An iTunes tweak lets users interact with Apple's social-networking feature directly from the music player. It's a badly needed improvement, but Apple's got a lot more work to do.
Apple has made a small but important change to Ping that improves it considerably. It's not enough to make the much-maligned social network a real winner, but it's a good a start: An update to iTunes now allows you to interact with Ping directly from your music player, instead of having to make a visit to Ping itself.
So now you can recommend songs to your friends, and see the music they recommend, at the same you're actually listening to songs.
It's a such an obvious feature that it's hard to believe that Apple didn't include it in Ping's launch. But that just shows you how rough that launch has been.
Ping also doesn't track what you play, even though Apple's own "Genius" recommendation service does that (as do competitors like Last.fm). That could be quite a useful feature, given proper opt-in privacy options.

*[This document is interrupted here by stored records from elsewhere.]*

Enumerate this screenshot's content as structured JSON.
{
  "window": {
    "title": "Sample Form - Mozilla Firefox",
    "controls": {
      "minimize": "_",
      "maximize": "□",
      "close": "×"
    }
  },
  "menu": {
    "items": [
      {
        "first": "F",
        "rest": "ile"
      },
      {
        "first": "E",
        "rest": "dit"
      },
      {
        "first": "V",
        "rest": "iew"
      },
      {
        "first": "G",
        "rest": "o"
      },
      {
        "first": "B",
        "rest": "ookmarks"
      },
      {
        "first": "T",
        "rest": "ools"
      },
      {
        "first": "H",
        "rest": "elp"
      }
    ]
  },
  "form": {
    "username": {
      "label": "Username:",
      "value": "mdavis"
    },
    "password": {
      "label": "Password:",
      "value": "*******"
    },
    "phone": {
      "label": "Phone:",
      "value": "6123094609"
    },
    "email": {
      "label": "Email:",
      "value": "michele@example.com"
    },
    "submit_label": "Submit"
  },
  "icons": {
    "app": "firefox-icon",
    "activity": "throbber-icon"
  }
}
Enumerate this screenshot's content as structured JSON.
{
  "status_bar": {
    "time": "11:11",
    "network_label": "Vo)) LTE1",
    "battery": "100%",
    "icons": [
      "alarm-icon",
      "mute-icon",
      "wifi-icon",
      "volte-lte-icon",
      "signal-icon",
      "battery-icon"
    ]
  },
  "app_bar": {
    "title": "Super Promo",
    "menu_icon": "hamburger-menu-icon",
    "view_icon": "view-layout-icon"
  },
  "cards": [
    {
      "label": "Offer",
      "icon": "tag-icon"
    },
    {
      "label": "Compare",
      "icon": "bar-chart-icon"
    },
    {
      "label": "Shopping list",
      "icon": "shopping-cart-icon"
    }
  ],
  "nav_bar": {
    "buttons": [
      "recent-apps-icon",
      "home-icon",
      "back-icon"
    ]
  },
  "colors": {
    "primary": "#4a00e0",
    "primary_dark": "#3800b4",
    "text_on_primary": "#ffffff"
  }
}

But most important is that Ping lives in a gated suburb that most of your friends never visit. If Apple is really serious about social, then it has to find a way to integrate Ping with Facebook, Twitter, and the rest of the networks your pals are already using. My hunch is that we'll see that eventually.